_Directions:_
Go through the records below and copy out every line holding "true".

Records excerpted from a collection
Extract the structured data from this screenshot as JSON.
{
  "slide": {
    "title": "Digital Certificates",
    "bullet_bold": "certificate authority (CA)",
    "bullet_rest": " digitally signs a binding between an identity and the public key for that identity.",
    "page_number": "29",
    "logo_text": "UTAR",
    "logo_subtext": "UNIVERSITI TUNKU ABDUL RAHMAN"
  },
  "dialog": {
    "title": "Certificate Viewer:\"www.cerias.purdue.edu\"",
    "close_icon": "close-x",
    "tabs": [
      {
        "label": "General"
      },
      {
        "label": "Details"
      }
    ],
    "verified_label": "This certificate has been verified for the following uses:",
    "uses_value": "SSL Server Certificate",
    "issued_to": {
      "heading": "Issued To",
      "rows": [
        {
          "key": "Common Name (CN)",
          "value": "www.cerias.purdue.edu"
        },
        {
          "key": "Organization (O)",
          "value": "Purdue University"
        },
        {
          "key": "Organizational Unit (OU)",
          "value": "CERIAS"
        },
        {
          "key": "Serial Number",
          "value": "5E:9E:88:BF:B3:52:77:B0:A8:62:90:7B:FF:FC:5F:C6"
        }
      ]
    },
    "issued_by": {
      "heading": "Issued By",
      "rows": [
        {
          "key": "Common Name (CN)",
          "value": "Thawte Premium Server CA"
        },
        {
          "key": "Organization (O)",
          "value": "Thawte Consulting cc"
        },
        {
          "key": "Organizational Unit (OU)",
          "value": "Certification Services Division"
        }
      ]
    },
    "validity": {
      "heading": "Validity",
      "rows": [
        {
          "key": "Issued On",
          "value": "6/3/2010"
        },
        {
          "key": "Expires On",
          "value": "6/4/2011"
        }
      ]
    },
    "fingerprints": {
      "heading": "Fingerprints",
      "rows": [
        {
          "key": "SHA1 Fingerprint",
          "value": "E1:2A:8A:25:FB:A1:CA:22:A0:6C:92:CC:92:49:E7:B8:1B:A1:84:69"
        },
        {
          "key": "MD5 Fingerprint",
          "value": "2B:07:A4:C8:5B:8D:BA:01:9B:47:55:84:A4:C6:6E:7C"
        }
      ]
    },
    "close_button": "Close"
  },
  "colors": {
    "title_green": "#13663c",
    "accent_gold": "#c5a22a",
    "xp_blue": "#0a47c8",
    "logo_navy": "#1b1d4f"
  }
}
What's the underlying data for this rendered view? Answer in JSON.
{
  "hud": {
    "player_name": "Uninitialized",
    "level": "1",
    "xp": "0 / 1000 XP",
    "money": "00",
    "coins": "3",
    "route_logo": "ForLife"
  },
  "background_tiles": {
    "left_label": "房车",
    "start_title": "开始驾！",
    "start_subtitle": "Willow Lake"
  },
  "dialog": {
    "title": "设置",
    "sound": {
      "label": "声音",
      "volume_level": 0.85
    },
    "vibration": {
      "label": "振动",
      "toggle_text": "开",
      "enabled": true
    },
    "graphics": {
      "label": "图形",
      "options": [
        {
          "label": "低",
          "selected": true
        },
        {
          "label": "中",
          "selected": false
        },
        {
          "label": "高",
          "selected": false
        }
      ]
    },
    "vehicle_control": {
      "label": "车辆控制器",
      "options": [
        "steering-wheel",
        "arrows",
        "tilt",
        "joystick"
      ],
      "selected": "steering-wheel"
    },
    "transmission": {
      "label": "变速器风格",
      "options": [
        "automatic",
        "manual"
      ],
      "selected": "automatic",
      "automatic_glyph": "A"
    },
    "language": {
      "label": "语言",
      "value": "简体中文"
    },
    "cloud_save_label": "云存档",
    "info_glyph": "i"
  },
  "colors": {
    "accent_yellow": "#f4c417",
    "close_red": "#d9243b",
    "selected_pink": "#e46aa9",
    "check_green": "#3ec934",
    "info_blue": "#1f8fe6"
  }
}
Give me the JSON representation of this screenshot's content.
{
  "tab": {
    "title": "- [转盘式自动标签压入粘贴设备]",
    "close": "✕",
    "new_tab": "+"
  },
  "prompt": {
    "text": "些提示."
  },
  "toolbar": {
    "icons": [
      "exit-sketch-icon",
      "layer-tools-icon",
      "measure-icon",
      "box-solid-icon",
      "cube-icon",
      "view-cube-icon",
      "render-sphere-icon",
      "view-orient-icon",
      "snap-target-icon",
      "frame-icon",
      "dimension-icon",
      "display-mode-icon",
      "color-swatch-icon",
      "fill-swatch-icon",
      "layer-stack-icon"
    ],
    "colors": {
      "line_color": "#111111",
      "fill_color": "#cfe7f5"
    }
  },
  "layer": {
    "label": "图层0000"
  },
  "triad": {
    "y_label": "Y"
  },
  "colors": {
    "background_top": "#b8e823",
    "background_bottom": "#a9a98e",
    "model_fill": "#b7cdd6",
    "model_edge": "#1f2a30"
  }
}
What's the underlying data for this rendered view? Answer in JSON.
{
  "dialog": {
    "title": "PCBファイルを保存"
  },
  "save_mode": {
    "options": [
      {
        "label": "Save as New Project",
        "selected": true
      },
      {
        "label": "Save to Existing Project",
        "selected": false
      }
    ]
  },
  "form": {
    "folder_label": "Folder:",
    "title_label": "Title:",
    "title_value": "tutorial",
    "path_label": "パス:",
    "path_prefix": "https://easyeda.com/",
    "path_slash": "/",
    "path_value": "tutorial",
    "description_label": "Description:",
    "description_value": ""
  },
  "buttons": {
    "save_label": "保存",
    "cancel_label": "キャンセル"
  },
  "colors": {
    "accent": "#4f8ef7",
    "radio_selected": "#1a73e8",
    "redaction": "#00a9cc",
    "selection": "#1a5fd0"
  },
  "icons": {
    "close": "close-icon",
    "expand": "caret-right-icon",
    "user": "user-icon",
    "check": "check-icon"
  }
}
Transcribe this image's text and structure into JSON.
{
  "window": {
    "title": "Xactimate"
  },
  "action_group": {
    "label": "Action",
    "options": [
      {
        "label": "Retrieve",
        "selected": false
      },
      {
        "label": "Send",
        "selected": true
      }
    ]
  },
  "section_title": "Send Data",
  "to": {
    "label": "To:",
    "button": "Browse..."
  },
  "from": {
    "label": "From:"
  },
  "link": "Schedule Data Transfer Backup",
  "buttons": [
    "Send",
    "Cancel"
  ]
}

_Task result:_
      "enabled": true
          "selected": true
        "selected": true
        "selected": true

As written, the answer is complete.